DIRECTIONS FOR THIS TASK :: Write out each line of the entries below that holds the word "content".

Stored dataset items ::
▬▬▬▬▬▬▬▬▬▬

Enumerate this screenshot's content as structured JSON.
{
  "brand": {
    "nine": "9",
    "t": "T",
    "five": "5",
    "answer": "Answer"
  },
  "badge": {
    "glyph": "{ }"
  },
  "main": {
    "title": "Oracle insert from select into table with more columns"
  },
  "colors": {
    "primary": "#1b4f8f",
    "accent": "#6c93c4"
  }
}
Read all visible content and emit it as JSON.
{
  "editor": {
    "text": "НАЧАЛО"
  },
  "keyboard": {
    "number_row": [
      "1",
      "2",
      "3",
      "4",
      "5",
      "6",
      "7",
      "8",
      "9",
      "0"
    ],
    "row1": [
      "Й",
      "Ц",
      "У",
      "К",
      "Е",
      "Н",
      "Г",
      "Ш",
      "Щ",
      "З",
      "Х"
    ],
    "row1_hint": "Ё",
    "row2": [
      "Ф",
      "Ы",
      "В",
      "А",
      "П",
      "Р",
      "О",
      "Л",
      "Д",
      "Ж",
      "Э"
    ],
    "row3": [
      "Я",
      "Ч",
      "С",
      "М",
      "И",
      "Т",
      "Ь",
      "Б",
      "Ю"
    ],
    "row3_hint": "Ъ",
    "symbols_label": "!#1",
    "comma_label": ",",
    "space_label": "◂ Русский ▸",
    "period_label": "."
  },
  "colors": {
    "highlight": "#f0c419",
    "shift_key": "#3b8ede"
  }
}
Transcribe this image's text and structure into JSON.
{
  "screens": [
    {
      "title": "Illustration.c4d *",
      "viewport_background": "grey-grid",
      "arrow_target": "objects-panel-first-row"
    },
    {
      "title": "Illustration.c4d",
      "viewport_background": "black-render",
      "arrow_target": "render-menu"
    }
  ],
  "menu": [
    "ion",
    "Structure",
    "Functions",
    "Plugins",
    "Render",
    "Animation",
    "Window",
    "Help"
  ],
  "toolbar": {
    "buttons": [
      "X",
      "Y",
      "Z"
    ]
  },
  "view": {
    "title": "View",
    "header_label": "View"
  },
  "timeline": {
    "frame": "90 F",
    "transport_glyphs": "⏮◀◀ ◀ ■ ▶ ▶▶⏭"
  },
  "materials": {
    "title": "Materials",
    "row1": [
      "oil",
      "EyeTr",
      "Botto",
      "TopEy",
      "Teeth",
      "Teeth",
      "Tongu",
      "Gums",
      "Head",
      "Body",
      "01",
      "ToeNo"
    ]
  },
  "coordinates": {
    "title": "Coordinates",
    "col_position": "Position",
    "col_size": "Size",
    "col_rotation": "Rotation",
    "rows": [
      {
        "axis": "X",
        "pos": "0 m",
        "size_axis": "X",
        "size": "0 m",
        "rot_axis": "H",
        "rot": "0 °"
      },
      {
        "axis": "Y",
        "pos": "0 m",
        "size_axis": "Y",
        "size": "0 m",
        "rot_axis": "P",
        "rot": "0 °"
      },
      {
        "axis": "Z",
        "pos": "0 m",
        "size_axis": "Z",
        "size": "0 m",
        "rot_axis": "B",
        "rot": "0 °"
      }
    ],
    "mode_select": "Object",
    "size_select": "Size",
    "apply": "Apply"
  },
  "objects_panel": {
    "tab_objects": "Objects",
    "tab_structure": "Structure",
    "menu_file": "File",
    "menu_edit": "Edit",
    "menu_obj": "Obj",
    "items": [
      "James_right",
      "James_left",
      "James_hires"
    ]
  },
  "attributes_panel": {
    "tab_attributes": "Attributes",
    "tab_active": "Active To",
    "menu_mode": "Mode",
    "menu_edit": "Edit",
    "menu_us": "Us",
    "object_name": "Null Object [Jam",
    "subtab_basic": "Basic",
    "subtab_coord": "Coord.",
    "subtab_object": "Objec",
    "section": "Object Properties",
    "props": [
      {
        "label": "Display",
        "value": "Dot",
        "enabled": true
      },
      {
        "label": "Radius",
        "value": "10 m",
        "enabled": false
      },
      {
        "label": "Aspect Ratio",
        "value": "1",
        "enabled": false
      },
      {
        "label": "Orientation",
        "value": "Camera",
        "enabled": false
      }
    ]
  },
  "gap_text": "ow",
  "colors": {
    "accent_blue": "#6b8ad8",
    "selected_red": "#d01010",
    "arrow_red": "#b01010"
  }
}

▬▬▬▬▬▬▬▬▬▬

OUTPUT ::
Enumerate this screenshot's content as structured JSON.
Read all visible content and emit it as JSON.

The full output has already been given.